▶ **RECORD EXTRACTS**
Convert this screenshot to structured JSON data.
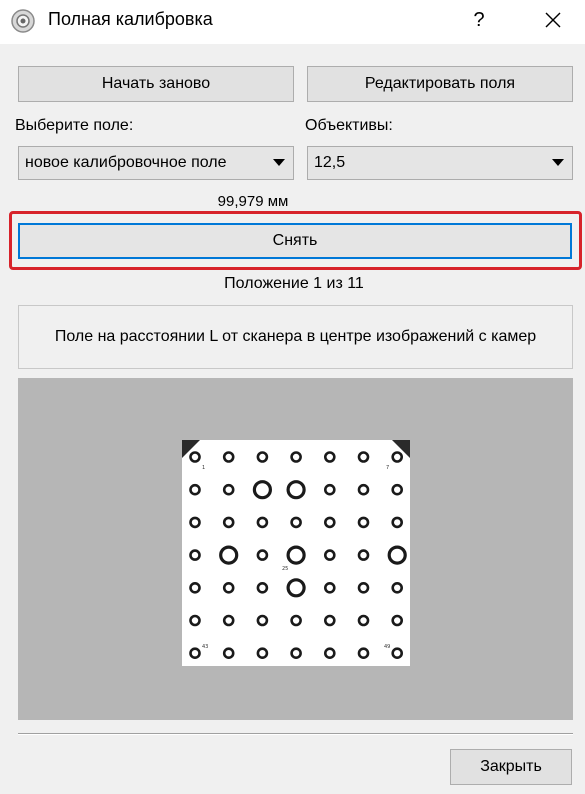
{
  "window": {
    "title": "Полная калибровка",
    "help_label": "?",
    "app_icon": "calibration-app-icon",
    "close_icon": "close-icon"
  },
  "actions": {
    "restart_label": "Начать заново",
    "edit_fields_label": "Редактировать поля"
  },
  "field_select": {
    "label": "Выберите поле:",
    "value": "новое калибровочное поле"
  },
  "lens_select": {
    "label": "Объективы:",
    "value": "12,5"
  },
  "measurement": "99,979 мм",
  "shoot_label": "Снять",
  "position_text": "Положение 1 из 11",
  "instruction": "Поле на расстоянии L от сканера в центре изображений с камер",
  "target": {
    "grid_cols": 7,
    "grid_rows": 7,
    "large_circles": [
      [
        1,
        2
      ],
      [
        1,
        3
      ],
      [
        3,
        1
      ],
      [
        3,
        3
      ],
      [
        3,
        6
      ],
      [
        4,
        3
      ]
    ],
    "labels": [
      "1",
      "7",
      "25",
      "43",
      "49"
    ]
  },
  "footer": {
    "close_label": "Закрыть"
  }
}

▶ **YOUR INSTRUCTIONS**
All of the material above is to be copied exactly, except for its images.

▶ **RESULT FOR THIS TASK**
Convert this screenshot to structured JSON data.
{
  "window": {
    "title": "Полная калибровка",
    "help_label": "?",
    "app_icon": "calibration-app-icon",
    "close_icon": "close-icon"
  },
  "actions": {
    "restart_label": "Начать заново",
    "edit_fields_label": "Редактировать поля"
  },
  "field_select": {
    "label": "Выберите поле:",
    "value": "новое калибровочное поле"
  },
  "lens_select": {
    "label": "Объективы:",
    "value": "12,5"
  },
  "measurement": "99,979 мм",
  "shoot_label": "Снять",
  "position_text": "Положение 1 из 11",
  "instruction": "Поле на расстоянии L от сканера в центре изображений с камер",
  "target": {
    "grid_cols": 7,
    "grid_rows": 7,
    "large_circles": [
      [
        1,
        2
      ],
      [
        1,
        3
      ],
      [
        3,
        1
      ],
      [
        3,
        3
      ],
      [
        3,
        6
      ],
      [
        4,
        3
      ]
    ],
    "labels": [
      "1",
      "7",
      "25",
      "43",
      "49"
    ]
  },
  "footer": {
    "close_label": "Закрыть"
  }
}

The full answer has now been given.